I’ve always been pretty frugal, but my husband is the most fiscally responsible and un-materialistic person I know. He taught me to delight in frugality and simplicity, and to save wisely for the future. And I’m proud that we managed to avoid acquiring tons of unnecessary and expensive baby gear when we had our daughter.

10.   Fall in love and get married
Even though this is kind of a prerequisite to having kids, I think the beginning of our love story was so romantic and the perfect beginning to our family. I strive to always put our marriage first because it’s our children’s foundation.

Activation energy

I’m stuck in a potential well

I am a stay-at-home mom to a very high maintenance baby. I’m flying solo most of the time, because my husband’s job requires him to live at a remote camp for most of the week. Plus, I’m still a grad student with coursework to do and a thesis to write. To say I’m stressed is an understatement.

My daughter was born in the darkest week of the year, during a blizzard when the outside temperature was -40. (The blizzard started after we were in the hospital, thankfully.) I’ve always hated the constant darkness of the Alaskan winter, but this winter it didn’t even matter. She was the sun, and the darkness outside didn’t affect my mood as it usually does. Every little coo from her cute little mouth and every wiggle of her tiny toes was brighter than the brightest sunshine. The only thing I needed to sustain me was baby.

Then my postpartum hormones started to even out and I realized that I was just tired. One cannot live on baby alone. Baby gives me joy, but baby is also exhausting. I need other things in my life that give me energy.

She’s happy, I’m tired.

Years ago when I only had a full-time job and plenty of leisure time, I came up with a formula for how to spend my time: equal parts outdoor activity, learning, and art. Grad school takes care of the learning. (Supposedly. If motherhood had left me with enough brain cells to comprehend my own research. I’m told that at one time I found it fascinating.)

Outdoor activity is easy enough to come by in Alaska, but art is severely lacking in my life. I need to re-enter the world of words, music, and ideas. I need to spend more time hearing and playing music, reading, and writing. Blogging is a start, and a motivation.

Unfortunately, it takes energy to get energy.

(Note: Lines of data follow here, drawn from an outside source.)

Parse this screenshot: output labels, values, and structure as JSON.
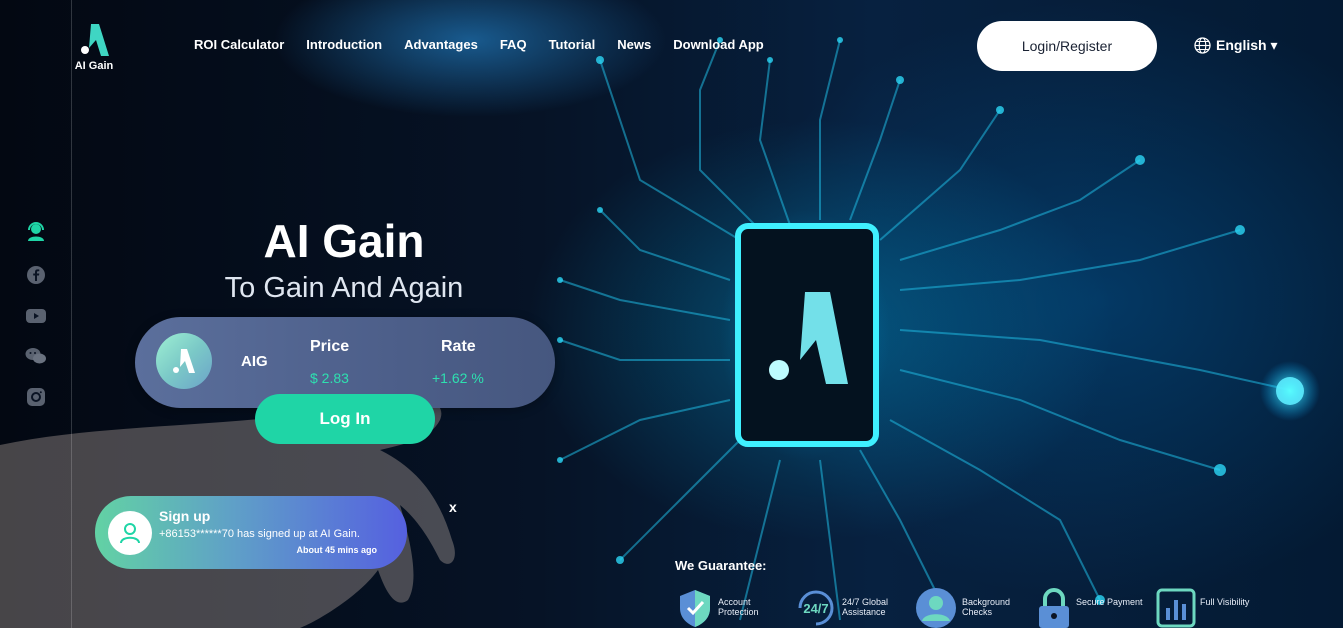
{
  "brand": {
    "name": "AI Gain"
  },
  "nav": {
    "items": [
      "ROI Calculator",
      "Introduction",
      "Advantages",
      "FAQ",
      "Tutorial",
      "News",
      "Download App"
    ]
  },
  "header": {
    "login_register": "Login/Register",
    "language": "English ▾"
  },
  "socials": [
    "support-agent-icon",
    "facebook-icon",
    "youtube-icon",
    "wechat-icon",
    "instagram-icon"
  ],
  "hero": {
    "title": "AI Gain",
    "subtitle": "To Gain And Again"
  },
  "ticker": {
    "symbol": "AIG",
    "price_label": "Price",
    "price_value": "$ 2.83",
    "rate_label": "Rate",
    "rate_value": "+1.62 %"
  },
  "login_button": "Log In",
  "toast": {
    "title": "Sign up",
    "message": "+86153******70 has signed up at AI Gain.",
    "time": "About 45 mins ago",
    "close": "x"
  },
  "guarantee": {
    "title": "We Guarantee:",
    "items": [
      {
        "line1": "Account",
        "line2": "Protection",
        "icon": "shield-icon"
      },
      {
        "line1": "24/7 Global",
        "line2": "Assistance",
        "icon": "clock-24-7-icon"
      },
      {
        "line1": "Background",
        "line2": "Checks",
        "icon": "user-check-icon"
      },
      {
        "line1": "Secure Payment",
        "line2": "",
        "icon": "lock-icon"
      },
      {
        "line1": "Full Visibility",
        "line2": "",
        "icon": "bar-chart-icon"
      }
    ]
  },
  "colors": {
    "accent": "#1fd5a6",
    "rate": "#2ee0b0",
    "background": "#050b1a"
  }
}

Like a chemical reaction that is thermodynamically favorable but has a high activation energy, I know that doing these things will make my life better, but it takes a lot of energy to begin.